**What is needed**. Your answer should be the entries, repeated exactly.

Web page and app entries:
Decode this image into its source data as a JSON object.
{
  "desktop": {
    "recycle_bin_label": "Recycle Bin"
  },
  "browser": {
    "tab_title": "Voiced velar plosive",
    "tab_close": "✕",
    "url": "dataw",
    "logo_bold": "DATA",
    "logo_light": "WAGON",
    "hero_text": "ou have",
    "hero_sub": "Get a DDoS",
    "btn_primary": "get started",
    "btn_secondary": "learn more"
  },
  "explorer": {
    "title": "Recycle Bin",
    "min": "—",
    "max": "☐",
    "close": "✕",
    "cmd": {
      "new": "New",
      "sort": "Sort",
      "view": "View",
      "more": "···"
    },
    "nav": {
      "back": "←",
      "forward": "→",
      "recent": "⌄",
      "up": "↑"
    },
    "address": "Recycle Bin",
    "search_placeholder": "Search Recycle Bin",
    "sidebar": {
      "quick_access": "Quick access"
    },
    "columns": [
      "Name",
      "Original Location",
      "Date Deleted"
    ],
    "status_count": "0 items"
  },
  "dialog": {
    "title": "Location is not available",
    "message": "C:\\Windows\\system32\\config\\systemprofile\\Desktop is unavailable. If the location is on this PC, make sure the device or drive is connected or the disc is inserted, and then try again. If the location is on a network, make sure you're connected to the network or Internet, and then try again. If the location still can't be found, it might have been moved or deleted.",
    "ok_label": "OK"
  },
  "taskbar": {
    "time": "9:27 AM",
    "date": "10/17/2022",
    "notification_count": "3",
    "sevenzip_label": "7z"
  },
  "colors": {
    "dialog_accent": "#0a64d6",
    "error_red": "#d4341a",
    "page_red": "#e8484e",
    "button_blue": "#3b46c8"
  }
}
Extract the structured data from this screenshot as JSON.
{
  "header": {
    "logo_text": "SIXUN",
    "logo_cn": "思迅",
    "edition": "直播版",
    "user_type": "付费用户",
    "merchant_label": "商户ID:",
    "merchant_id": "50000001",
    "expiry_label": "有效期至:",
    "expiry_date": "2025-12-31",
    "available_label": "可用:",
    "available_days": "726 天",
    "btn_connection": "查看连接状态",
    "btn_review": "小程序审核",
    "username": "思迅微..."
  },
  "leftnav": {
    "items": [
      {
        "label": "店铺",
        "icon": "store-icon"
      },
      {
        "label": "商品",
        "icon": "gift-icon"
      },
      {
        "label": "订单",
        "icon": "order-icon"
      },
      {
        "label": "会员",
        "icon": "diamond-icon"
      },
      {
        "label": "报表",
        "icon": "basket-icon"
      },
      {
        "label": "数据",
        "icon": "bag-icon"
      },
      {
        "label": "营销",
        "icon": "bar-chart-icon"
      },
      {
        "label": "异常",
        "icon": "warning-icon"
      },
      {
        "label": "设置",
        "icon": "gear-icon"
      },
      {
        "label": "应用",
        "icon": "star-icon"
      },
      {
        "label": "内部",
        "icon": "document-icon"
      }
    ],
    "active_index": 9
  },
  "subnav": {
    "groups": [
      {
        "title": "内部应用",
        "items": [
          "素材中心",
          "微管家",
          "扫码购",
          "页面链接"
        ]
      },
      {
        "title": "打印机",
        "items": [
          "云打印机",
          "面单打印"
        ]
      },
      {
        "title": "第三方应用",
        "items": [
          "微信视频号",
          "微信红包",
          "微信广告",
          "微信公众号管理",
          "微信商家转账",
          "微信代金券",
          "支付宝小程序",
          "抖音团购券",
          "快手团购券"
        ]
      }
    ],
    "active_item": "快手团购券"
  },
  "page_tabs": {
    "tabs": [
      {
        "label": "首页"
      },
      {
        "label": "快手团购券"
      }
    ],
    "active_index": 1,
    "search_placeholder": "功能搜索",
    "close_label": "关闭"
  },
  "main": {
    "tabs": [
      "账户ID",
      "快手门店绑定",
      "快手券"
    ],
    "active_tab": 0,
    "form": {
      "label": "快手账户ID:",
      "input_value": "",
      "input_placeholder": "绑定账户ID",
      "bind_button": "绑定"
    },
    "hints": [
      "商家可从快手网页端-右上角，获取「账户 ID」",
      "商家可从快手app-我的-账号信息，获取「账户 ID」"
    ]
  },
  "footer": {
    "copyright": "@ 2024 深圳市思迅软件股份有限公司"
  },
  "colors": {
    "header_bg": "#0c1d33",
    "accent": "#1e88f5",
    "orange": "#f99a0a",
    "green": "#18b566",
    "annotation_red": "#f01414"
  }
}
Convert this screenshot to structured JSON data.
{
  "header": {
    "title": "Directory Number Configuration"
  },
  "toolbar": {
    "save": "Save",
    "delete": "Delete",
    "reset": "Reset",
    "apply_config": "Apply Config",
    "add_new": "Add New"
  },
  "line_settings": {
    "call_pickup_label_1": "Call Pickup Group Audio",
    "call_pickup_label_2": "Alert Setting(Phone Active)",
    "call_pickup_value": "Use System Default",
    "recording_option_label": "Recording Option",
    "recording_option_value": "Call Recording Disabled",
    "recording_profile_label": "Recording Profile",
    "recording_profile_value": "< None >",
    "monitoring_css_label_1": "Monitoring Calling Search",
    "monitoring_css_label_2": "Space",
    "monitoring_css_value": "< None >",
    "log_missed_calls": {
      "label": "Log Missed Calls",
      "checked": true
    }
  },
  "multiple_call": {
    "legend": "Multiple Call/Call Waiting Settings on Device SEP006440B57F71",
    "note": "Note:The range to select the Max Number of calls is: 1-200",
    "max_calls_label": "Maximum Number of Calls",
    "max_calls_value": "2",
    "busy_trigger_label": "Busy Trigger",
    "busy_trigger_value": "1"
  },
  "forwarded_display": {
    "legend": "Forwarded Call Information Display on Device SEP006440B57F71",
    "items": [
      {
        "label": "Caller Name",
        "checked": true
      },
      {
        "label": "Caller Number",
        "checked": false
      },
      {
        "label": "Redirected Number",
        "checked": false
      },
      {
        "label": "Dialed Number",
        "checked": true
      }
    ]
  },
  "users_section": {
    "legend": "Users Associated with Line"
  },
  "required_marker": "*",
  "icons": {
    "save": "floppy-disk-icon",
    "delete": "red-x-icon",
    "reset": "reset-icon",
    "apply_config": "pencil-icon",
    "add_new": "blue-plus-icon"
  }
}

**Answer to this problem**.
Decode this image into its source data as a JSON object.
{
  "desktop": {
    "recycle_bin_label": "Recycle Bin"
  },
  "browser": {
    "tab_title": "Voiced velar plosive",
    "tab_close": "✕",
    "url": "dataw",
    "logo_bold": "DATA",
    "logo_light": "WAGON",
    "hero_text": "ou have",
    "hero_sub": "Get a DDoS",
    "btn_primary": "get started",
    "btn_secondary": "learn more"
  },
  "explorer": {
    "title": "Recycle Bin",
    "min": "—",
    "max": "☐",
    "close": "✕",
    "cmd": {
      "new": "New",
      "sort": "Sort",
      "view": "View",
      "more": "···"
    },
    "nav": {
      "back": "←",
      "forward": "→",
      "recent": "⌄",
      "up": "↑"
    },
    "address": "Recycle Bin",
    "search_placeholder": "Search Recycle Bin",
    "sidebar": {
      "quick_access": "Quick access"
    },
    "columns": [
      "Name",
      "Original Location",
      "Date Deleted"
    ],
    "status_count": "0 items"
  },
  "dialog": {
    "title": "Location is not available",
    "message": "C:\\Windows\\system32\\config\\systemprofile\\Desktop is unavailable. If the location is on this PC, make sure the device or drive is connected or the disc is inserted, and then try again. If the location is on a network, make sure you're connected to the network or Internet, and then try again. If the location still can't be found, it might have been moved or deleted.",
    "ok_label": "OK"
  },
  "taskbar": {
    "time": "9:27 AM",
    "date": "10/17/2022",
    "notification_count": "3",
    "sevenzip_label": "7z"
  },
  "colors": {
    "dialog_accent": "#0a64d6",
    "error_red": "#d4341a",
    "page_red": "#e8484e",
    "button_blue": "#3b46c8"
  }
}
Extract the structured data from this screenshot as JSON.
{
  "header": {
    "logo_text": "SIXUN",
    "logo_cn": "思迅",
    "edition": "直播版",
    "user_type": "付费用户",
    "merchant_label": "商户ID:",
    "merchant_id": "50000001",
    "expiry_label": "有效期至:",
    "expiry_date": "2025-12-31",
    "available_label": "可用:",
    "available_days": "726 天",
    "btn_connection": "查看连接状态",
    "btn_review": "小程序审核",
    "username": "思迅微..."
  },
  "leftnav": {
    "items": [
      {
        "label": "店铺",
        "icon": "store-icon"
      },
      {
        "label": "商品",
        "icon": "gift-icon"
      },
      {
        "label": "订单",
        "icon": "order-icon"
      },
      {
        "label": "会员",
        "icon": "diamond-icon"
      },
      {
        "label": "报表",
        "icon": "basket-icon"
      },
      {
        "label": "数据",
        "icon": "bag-icon"
      },
      {
        "label": "营销",
        "icon": "bar-chart-icon"
      },
      {
        "label": "异常",
        "icon": "warning-icon"
      },
      {
        "label": "设置",
        "icon": "gear-icon"
      },
      {
        "label": "应用",
        "icon": "star-icon"
      },
      {
        "label": "内部",
        "icon": "document-icon"
      }
    ],
    "active_index": 9
  },
  "subnav": {
    "groups": [
      {
        "title": "内部应用",
        "items": [
          "素材中心",
          "微管家",
          "扫码购",
          "页面链接"
        ]
      },
      {
        "title": "打印机",
        "items": [
          "云打印机",
          "面单打印"
        ]
      },
      {
        "title": "第三方应用",
        "items": [
          "微信视频号",
          "微信红包",
          "微信广告",
          "微信公众号管理",
          "微信商家转账",
          "微信代金券",
          "支付宝小程序",
          "抖音团购券",
          "快手团购券"
        ]
      }
    ],
    "active_item": "快手团购券"
  },
  "page_tabs": {
    "tabs": [
      {
        "label": "首页"
      },
      {
        "label": "快手团购券"
      }
    ],
    "active_index": 1,
    "search_placeholder": "功能搜索",
    "close_label": "关闭"
  },
  "main": {
    "tabs": [
      "账户ID",
      "快手门店绑定",
      "快手券"
    ],
    "active_tab": 0,
    "form": {
      "label": "快手账户ID:",
      "input_value": "",
      "input_placeholder": "绑定账户ID",
      "bind_button": "绑定"
    },
    "hints": [
      "商家可从快手网页端-右上角，获取「账户 ID」",
      "商家可从快手app-我的-账号信息，获取「账户 ID」"
    ]
  },
  "footer": {
    "copyright": "@ 2024 深圳市思迅软件股份有限公司"
  },
  "colors": {
    "header_bg": "#0c1d33",
    "accent": "#1e88f5",
    "orange": "#f99a0a",
    "green": "#18b566",
    "annotation_red": "#f01414"
  }
}
Convert this screenshot to structured JSON data.
{
  "header": {
    "title": "Directory Number Configuration"
  },
  "toolbar": {
    "save": "Save",
    "delete": "Delete",
    "reset": "Reset",
    "apply_config": "Apply Config",
    "add_new": "Add New"
  },
  "line_settings": {
    "call_pickup_label_1": "Call Pickup Group Audio",
    "call_pickup_label_2": "Alert Setting(Phone Active)",
    "call_pickup_value": "Use System Default",
    "recording_option_label": "Recording Option",
    "recording_option_value": "Call Recording Disabled",
    "recording_profile_label": "Recording Profile",
    "recording_profile_value": "< None >",
    "monitoring_css_label_1": "Monitoring Calling Search",
    "monitoring_css_label_2": "Space",
    "monitoring_css_value": "< None >",
    "log_missed_calls": {
      "label": "Log Missed Calls",
      "checked": true
    }
  },
  "multiple_call": {
    "legend": "Multiple Call/Call Waiting Settings on Device SEP006440B57F71",
    "note": "Note:The range to select the Max Number of calls is: 1-200",
    "max_calls_label": "Maximum Number of Calls",
    "max_calls_value": "2",
    "busy_trigger_label": "Busy Trigger",
    "busy_trigger_value": "1"
  },
  "forwarded_display": {
    "legend": "Forwarded Call Information Display on Device SEP006440B57F71",
    "items": [
      {
        "label": "Caller Name",
        "checked": true
      },
      {
        "label": "Caller Number",
        "checked": false
      },
      {
        "label": "Redirected Number",
        "checked": false
      },
      {
        "label": "Dialed Number",
        "checked": true
      }
    ]
  },
  "users_section": {
    "legend": "Users Associated with Line"
  },
  "required_marker": "*",
  "icons": {
    "save": "floppy-disk-icon",
    "delete": "red-x-icon",
    "reset": "reset-icon",
    "apply_config": "pencil-icon",
    "add_new": "blue-plus-icon"
  }
}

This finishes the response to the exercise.